“It comes from a very ancient democracy, you see …”
“You mean, it comes from a world of lizards?”
“No,” said Ford, who by this time was a little more rational and coherent than he had been, having finally had the coffee forced down him, “nothing so simple. Nothing anything like so straightforward. On its world, the people are people. The leaders are lizards. The people hate the lizards and the lizards role the people.”
“Odd,” said Arthur, “I thought you said it was a democracy.”
“I did,” said Ford. “It is.”
“So,” said Arthur, hoping he wasn’t sounding ridiculously obtuse, “why don’t people get rid of the lizards?”
“It honestly doesn’t occur to them,” said Ford. “They’ve all got the vote, so they all pretty much assume that the government they’ve voted in more or less approximates to the government they want.”
“You mean they actually vote for the lizards?”
“Oh yes,” said Ford with a shrug, “of course.”
“But,” said Arthur, going for the big one again, “why?”
“Because if they didn’t vote for a lizard,” said Ford, “the wrong lizard might get in. Got any gin?”
“I said,” said Ford, with an increasing air of urgency creeping into his voice, “have you got any gin?”
“I’ll look. Tell me about the lizards.”
Ford shrugged again.
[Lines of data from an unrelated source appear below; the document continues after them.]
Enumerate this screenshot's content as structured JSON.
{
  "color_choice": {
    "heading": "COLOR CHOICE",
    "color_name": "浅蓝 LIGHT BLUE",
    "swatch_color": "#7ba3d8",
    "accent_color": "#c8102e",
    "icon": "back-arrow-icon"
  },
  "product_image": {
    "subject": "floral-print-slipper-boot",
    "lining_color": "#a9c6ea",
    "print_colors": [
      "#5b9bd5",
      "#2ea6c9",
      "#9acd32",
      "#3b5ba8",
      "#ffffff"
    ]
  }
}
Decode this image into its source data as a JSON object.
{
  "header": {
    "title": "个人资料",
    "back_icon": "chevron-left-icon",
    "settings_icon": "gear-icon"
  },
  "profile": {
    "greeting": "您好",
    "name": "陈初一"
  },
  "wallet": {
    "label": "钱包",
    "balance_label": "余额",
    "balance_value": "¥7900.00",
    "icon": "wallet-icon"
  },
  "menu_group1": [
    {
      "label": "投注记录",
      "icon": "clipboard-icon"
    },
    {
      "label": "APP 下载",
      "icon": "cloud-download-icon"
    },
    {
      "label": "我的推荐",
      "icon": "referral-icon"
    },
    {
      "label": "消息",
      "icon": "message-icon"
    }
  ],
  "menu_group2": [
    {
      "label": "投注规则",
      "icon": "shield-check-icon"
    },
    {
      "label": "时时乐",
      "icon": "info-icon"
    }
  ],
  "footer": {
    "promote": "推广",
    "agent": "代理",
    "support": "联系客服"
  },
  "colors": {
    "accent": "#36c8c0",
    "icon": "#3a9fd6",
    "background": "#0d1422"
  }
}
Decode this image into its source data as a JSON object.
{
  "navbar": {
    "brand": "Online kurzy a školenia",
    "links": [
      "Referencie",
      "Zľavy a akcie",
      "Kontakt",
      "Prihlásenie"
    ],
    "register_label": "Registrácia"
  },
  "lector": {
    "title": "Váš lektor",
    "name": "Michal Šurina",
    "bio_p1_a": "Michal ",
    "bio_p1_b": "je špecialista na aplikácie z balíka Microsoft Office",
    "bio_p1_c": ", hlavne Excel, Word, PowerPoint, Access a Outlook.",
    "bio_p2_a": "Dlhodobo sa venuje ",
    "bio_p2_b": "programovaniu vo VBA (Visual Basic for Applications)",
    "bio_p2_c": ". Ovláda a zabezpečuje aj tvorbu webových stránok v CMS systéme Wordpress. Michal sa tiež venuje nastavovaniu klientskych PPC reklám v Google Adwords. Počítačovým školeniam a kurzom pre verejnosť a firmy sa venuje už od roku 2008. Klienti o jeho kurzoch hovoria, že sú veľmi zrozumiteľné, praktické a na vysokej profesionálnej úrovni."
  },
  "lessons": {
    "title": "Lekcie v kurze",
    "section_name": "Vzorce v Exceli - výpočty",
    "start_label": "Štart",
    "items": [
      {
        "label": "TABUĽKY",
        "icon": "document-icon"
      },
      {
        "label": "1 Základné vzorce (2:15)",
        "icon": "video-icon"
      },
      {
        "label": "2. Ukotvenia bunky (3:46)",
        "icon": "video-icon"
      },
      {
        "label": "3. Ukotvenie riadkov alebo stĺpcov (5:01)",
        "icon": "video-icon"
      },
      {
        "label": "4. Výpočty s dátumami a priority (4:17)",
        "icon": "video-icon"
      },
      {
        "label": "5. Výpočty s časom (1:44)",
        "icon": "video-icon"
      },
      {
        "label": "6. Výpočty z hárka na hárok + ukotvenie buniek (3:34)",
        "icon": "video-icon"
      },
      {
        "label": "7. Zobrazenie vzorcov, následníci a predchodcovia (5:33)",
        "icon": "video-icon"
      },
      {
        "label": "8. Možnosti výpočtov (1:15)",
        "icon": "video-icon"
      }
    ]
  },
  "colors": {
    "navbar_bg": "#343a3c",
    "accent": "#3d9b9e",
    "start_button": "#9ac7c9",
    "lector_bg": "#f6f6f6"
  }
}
“Some people say that the lizards are the best thing that ever happened to them,” he said. “They’re completely wrong of course, completely and utterly wrong, but someone’s got to say it.”
“But that’s terrible,” said Arthur.
“Listen, bud,” said Ford, “if I had one Altairan dollar for every time I heard one bit of the Universe look at another bit of the Universe and say `That’s terrible’ I wouldn’t be sitting here like a lemon looking for a gin. But I haven’t and I am. Anyway, what are you looking so placid and moon-eyed for? Are you in love?”
Arthur said yes, he was, and said it placidly.
“With someone who knows where the gin bottle is? Do I get to meet her?”
He did because Fenchurch came in at that moment with a pile of newspapers she’d been into the village to buy. She stopped in astonishment at the wreckage on the table and the wreckage from Betelgeuse on the sofa.
“Where’s the gin?” said Ford to Fenchurch. And to Arthur, “What happened to Trillian by the way?”
“Er, this is Fenchurch,” said Arthur, awkwardly. “There was nothing with Trillian, you must have seen her last.”
“Oh, yeah,” said Ford, “she went off with Zaphod somewhere. They had some kids or something. At least,” he added, “I think that’s what they were. Zaphod’s calmed down a lot you know.”
“Really?” said Arthur, clustering hurriedly round Fenchurch to relieve her of the shopping.
“Yeah,” said Ford, “at least one of his heads is now saner than an emu on acid.”
“Arthur, who is this?” said Fenchurch.
“Ford Prefect,” said Arthur. “I may have mentioned him in passing.”
For a total of three days and nights the giant silver robot stood in stunned amazement straddling the remains of Knightsbridge, swaying slightly and trying to work out a number of things.
Government deputations came to see it, ranting journalists by the truckload asked each other questions on the air about what they thought of it, flights of fighter bombers tried pathetically to attack it – but no lizards appeared. It scanned the horizon slowly.
At night it was at its most spectacular, floodlit by the teams of television crews who covered it continuously as it continuously did nothing.
It thought and thought and eventually reached a conclusion.
It would have to send out its service robots.
It should have thought of that before, but it was having a number of problems.
The tiny flying robots came screeching out of the hatchway one afternoon in a terrifying cloud of metal. They roamed the surrounding terrain, frantically attacking some things and defending others.
One of them at last found a pet shop with some lizards, but it instantly defended the pet shop for democracy so savagely that little in the area survived.
A turning point came when a crack team of flying screechers discovered the Zoo in Regent’s Park, and most particularly the reptile house.